What are the gross and microscopic features of pancreatitis?
Localised, irregular involvement of the gland early on, later global atrophy.
Dilated and distorted ducts
Calculi, esp in alcohol induced
What is the most common type of pancreatic cancer?
Up to 90%
What is the 5-year-survival rate for pancreatic adenocarcinoma?
What is the typical age range for for pancreatic adenocarcinoma?
How much does smoking increase the risk of developing pancreatic adenocarcinoma?
Drops with abstinence
What are the other risk factors for pancreatic adenocarcinoma (other than smoking).
Heavy alcohol intake
Diet rich in red meats

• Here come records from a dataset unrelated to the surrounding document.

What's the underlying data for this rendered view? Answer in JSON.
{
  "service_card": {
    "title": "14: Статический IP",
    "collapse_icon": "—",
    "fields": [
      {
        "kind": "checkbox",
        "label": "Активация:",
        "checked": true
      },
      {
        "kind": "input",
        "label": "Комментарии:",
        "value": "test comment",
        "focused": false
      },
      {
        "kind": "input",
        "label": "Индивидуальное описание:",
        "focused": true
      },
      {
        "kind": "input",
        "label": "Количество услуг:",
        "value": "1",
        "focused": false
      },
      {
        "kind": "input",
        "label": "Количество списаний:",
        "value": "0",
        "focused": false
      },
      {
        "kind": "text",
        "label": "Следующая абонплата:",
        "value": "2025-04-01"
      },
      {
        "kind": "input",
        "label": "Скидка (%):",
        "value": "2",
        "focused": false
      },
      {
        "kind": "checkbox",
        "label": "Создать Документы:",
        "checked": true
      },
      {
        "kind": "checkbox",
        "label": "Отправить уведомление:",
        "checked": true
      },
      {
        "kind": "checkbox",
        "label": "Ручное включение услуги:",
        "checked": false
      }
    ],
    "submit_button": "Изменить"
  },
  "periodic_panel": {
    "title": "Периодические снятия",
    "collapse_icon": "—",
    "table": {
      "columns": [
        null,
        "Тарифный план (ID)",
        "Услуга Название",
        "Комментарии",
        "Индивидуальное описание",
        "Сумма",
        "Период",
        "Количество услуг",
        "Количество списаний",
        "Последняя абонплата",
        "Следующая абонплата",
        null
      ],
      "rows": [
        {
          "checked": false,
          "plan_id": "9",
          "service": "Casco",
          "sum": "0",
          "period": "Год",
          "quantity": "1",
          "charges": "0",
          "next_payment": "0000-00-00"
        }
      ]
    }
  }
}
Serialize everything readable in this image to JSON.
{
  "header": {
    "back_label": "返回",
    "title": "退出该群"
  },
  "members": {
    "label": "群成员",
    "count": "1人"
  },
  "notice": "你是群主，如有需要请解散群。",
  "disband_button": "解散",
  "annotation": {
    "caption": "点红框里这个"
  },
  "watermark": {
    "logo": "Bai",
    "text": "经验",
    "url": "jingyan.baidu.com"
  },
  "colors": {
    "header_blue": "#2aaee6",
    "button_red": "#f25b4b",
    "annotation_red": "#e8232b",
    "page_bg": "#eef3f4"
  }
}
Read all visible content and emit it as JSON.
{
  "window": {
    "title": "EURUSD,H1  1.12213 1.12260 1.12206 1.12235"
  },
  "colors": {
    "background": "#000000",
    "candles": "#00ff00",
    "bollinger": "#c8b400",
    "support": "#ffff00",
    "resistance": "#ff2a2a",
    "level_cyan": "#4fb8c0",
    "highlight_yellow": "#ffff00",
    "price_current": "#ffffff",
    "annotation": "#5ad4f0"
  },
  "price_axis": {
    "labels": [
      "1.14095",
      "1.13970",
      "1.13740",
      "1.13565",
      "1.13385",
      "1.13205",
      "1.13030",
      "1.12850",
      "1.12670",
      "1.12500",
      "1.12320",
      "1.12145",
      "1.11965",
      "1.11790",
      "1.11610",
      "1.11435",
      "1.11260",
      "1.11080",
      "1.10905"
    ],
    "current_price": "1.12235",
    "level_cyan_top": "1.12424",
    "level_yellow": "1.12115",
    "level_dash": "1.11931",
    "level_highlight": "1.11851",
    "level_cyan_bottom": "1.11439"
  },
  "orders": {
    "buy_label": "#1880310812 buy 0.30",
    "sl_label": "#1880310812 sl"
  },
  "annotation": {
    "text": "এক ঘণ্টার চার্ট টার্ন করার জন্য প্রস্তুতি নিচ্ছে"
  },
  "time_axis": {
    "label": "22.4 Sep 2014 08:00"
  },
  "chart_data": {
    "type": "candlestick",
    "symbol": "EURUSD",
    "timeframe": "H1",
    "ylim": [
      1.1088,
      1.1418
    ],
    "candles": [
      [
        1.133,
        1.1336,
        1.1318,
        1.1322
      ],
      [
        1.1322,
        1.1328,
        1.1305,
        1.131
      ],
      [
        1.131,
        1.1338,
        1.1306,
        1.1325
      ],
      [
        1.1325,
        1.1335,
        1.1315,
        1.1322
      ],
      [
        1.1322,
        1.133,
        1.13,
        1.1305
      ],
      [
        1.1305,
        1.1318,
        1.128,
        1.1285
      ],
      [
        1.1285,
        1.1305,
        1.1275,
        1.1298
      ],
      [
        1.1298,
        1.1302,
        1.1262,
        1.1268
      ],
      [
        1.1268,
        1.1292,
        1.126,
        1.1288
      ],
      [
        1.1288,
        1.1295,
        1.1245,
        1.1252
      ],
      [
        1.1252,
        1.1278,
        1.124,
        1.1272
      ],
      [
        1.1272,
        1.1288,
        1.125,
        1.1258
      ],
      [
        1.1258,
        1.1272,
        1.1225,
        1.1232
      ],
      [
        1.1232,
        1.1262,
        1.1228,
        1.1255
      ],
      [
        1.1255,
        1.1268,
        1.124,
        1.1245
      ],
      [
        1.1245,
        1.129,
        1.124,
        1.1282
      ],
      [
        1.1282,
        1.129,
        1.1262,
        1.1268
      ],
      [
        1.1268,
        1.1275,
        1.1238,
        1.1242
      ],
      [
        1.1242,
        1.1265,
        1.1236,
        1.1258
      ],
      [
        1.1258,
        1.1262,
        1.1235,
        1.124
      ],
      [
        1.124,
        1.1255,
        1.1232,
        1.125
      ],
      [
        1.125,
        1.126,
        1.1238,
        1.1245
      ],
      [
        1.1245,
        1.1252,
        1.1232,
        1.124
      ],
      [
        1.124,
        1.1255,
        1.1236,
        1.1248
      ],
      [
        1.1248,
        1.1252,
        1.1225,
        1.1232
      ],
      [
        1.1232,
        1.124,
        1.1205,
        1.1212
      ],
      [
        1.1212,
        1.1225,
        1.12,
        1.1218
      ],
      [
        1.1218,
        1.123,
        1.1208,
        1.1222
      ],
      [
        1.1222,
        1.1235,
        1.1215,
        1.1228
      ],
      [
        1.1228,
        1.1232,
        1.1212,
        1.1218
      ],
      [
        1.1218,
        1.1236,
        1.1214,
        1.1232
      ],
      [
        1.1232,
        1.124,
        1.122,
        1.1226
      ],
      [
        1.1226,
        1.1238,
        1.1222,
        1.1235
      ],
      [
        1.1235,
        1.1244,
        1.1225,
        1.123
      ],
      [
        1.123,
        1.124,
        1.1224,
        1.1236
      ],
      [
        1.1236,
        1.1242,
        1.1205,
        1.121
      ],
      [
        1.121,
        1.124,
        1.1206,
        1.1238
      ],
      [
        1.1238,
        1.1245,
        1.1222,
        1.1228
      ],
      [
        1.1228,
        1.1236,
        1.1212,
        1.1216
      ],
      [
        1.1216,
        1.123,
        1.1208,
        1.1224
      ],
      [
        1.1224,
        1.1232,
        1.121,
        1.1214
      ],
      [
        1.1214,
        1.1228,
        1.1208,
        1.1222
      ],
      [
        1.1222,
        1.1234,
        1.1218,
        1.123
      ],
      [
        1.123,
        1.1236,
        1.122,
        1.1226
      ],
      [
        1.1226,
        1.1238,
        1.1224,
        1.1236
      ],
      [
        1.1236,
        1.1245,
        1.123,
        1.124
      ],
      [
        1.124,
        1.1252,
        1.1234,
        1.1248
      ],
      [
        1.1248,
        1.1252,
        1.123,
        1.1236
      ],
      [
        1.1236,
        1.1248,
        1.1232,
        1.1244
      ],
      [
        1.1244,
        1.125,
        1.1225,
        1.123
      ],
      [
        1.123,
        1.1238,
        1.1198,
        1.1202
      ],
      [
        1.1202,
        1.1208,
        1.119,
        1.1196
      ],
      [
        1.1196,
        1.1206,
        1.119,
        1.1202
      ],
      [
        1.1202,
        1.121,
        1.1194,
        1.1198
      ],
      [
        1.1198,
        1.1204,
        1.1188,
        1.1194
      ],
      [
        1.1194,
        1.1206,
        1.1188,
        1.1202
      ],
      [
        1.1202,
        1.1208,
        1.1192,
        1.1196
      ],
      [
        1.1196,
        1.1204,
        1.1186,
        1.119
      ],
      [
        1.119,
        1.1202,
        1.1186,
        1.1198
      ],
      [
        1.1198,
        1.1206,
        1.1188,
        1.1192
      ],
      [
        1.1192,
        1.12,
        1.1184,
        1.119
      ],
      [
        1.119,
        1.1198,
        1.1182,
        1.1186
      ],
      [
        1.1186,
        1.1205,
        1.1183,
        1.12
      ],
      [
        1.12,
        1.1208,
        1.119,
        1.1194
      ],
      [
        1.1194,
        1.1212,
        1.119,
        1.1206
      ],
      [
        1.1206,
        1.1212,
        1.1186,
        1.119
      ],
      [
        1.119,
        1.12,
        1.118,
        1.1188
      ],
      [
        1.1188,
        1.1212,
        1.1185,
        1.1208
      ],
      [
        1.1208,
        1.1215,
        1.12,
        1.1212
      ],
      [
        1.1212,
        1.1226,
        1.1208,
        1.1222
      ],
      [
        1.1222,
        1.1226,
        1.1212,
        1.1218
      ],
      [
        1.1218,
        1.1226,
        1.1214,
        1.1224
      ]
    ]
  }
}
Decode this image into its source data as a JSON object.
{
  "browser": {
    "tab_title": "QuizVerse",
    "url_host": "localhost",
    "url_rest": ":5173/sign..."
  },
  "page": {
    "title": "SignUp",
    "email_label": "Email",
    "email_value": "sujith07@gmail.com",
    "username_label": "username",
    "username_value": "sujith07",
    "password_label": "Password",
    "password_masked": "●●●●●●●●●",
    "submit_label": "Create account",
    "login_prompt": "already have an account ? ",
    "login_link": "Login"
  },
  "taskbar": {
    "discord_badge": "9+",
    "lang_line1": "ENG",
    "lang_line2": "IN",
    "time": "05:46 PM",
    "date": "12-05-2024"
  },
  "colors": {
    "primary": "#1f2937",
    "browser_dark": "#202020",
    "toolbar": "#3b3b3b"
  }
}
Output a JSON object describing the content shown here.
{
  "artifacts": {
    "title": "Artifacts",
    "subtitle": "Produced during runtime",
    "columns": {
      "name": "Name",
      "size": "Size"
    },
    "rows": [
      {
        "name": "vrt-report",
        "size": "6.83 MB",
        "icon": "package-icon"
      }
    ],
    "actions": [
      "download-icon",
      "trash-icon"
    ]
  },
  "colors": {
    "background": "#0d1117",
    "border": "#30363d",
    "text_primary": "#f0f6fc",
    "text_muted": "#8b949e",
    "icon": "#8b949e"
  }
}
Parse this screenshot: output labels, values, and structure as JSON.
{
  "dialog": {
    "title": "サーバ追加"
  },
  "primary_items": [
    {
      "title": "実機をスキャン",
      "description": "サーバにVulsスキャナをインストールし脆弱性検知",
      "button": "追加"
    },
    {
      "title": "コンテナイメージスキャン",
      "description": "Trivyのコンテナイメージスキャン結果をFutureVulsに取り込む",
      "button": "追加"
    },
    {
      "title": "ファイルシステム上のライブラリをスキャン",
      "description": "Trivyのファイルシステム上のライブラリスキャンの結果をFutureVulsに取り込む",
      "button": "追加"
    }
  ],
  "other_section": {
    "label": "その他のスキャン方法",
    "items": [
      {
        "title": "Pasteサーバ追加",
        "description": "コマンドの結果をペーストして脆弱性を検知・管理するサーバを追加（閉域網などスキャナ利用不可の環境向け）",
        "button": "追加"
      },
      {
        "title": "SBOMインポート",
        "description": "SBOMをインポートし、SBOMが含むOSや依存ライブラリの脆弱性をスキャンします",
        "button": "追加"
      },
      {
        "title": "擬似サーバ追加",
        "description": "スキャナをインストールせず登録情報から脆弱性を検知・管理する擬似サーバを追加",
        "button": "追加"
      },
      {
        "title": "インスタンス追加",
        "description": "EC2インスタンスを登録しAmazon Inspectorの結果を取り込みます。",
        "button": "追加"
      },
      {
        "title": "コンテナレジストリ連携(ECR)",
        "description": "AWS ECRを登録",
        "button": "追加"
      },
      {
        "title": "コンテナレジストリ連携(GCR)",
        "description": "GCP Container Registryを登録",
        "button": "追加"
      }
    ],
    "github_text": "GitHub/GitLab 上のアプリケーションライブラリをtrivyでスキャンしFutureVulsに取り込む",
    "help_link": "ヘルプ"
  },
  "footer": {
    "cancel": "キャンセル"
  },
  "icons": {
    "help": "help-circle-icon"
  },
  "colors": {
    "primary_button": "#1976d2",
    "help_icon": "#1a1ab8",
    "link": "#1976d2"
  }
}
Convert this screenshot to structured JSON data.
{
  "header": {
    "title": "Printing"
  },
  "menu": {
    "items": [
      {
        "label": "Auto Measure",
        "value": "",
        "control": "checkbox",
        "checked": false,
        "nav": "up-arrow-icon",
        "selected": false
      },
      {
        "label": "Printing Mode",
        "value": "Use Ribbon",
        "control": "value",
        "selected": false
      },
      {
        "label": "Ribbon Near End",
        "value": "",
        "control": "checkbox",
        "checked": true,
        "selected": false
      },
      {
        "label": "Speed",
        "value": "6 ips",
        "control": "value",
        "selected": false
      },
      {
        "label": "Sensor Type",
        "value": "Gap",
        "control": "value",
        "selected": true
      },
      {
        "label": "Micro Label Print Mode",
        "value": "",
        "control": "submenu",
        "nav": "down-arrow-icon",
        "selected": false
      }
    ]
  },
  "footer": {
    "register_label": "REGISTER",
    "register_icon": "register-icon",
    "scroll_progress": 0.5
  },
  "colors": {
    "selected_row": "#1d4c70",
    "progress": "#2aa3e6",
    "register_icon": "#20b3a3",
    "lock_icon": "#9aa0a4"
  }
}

What is the distribution of pancreatic adenocarcinoma about the pancreas?
60-70% head of pancreas
5-15% diffuse involvement
For how long is pancreatic adenocarcinoma present before it's detected?
At least a decade
What is Trousseau's syndrome?
What is Courvoisier's sign?
Palpable gallbladder without pain
What are the symptoms of pancreatic cancer?
Epigastric pain, radiating to back
Weight loss, painless jaundice, pruritis and nausea.
Trousseau’s syndrome and Courvoisier’s sign (palpable gallbladder without pain)
Distant metastases (liver, peritoneum, lung)
Diabetes – increases risk and can be a presenting complication
What is the prognosis for pancreatic adenocarcinoma?
Almost universally fatal (incidence nearly equals mortality)
Mean survival untreated is 3-5 months
10-20 months post- surgery but only 10-20% are resectable at the time of diagnosis.
What are the poor prognostic factors for pancreatic adenocarcinoma?
Extension of tumour outside the pancreas
Metastatic spread to local lymph nodes
Vascular and perineural invasion
Grade of differentiation
What hereditary cancer syndromes cause 5-10% of pancreatic adenocarcinoma?
- DNA mismatch repair
Familial breast cancer
Cationic trypsinogen, - SPINK1
How common are pancreatic neuroendocrine tumours?
What is the age range for pancreatic neuroendocrine tumours?
What conditions increase your risk of pancreatic neuroendocrine tumours?
von Hippel Lindau
What are the features of well-differentiated neuroendocrine tumours?
Uncommon 1-2% all pancreatic neoplasms
Any age, rare in children
7-13% multiple (MEN-1)
Single tumours often produce multiple hormones but usually single hyperfunctional syndrome
What are the features of poorly differentiated neuroendocrine carcinomas?
Advanced disease at presentation
Prognosis without treatment 1-2 months, with chemotherapy up to 50 months